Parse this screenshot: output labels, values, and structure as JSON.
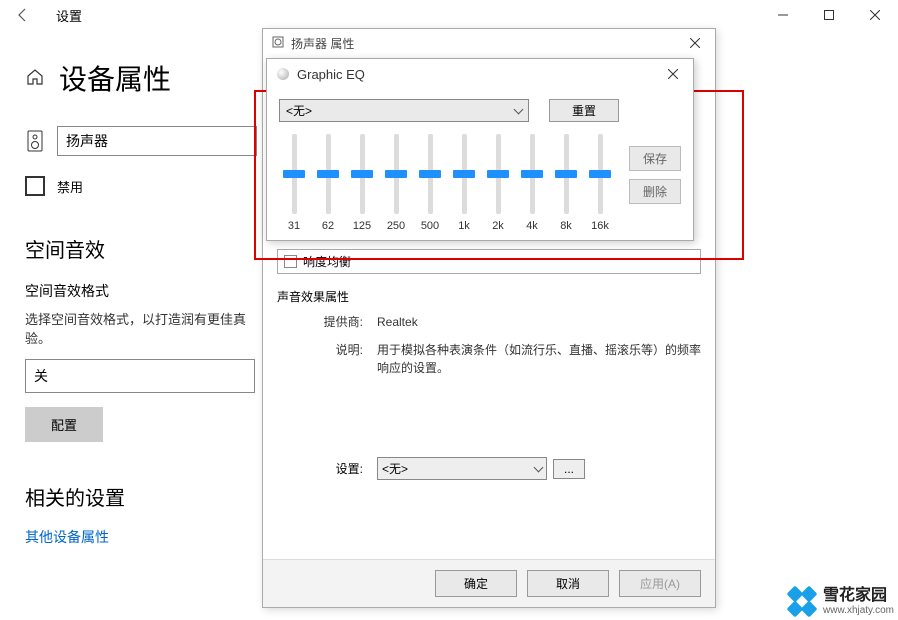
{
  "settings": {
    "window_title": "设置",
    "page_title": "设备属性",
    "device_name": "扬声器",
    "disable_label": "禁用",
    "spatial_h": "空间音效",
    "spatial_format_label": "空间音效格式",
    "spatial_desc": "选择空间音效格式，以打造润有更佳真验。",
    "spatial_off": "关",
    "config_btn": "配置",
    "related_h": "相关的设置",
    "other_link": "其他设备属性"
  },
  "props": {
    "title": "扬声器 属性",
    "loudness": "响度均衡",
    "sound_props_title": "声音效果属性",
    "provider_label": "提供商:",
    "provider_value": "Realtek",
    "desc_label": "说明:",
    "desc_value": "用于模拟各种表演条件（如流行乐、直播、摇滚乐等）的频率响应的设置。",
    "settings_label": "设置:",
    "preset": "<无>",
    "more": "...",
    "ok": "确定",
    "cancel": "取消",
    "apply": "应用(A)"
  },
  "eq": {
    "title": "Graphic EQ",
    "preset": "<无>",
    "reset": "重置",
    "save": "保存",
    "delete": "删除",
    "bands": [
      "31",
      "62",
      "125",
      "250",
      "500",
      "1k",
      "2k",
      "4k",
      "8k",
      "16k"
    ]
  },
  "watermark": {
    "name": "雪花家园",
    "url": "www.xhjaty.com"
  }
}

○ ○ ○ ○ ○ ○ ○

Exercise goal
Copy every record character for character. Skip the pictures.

Answer to this task
Parse this screenshot: output labels, values, and structure as JSON.
{
  "settings": {
    "window_title": "设置",
    "page_title": "设备属性",
    "device_name": "扬声器",
    "disable_label": "禁用",
    "spatial_h": "空间音效",
    "spatial_format_label": "空间音效格式",
    "spatial_desc": "选择空间音效格式，以打造润有更佳真验。",
    "spatial_off": "关",
    "config_btn": "配置",
    "related_h": "相关的设置",
    "other_link": "其他设备属性"
  },
  "props": {
    "title": "扬声器 属性",
    "loudness": "响度均衡",
    "sound_props_title": "声音效果属性",
    "provider_label": "提供商:",
    "provider_value": "Realtek",
    "desc_label": "说明:",
    "desc_value": "用于模拟各种表演条件（如流行乐、直播、摇滚乐等）的频率响应的设置。",
    "settings_label": "设置:",
    "preset": "<无>",
    "more": "...",
    "ok": "确定",
    "cancel": "取消",
    "apply": "应用(A)"
  },
  "eq": {
    "title": "Graphic EQ",
    "preset": "<无>",
    "reset": "重置",
    "save": "保存",
    "delete": "删除",
    "bands": [
      "31",
      "62",
      "125",
      "250",
      "500",
      "1k",
      "2k",
      "4k",
      "8k",
      "16k"
    ]
  },
  "watermark": {
    "name": "雪花家园",
    "url": "www.xhjaty.com"
  }
}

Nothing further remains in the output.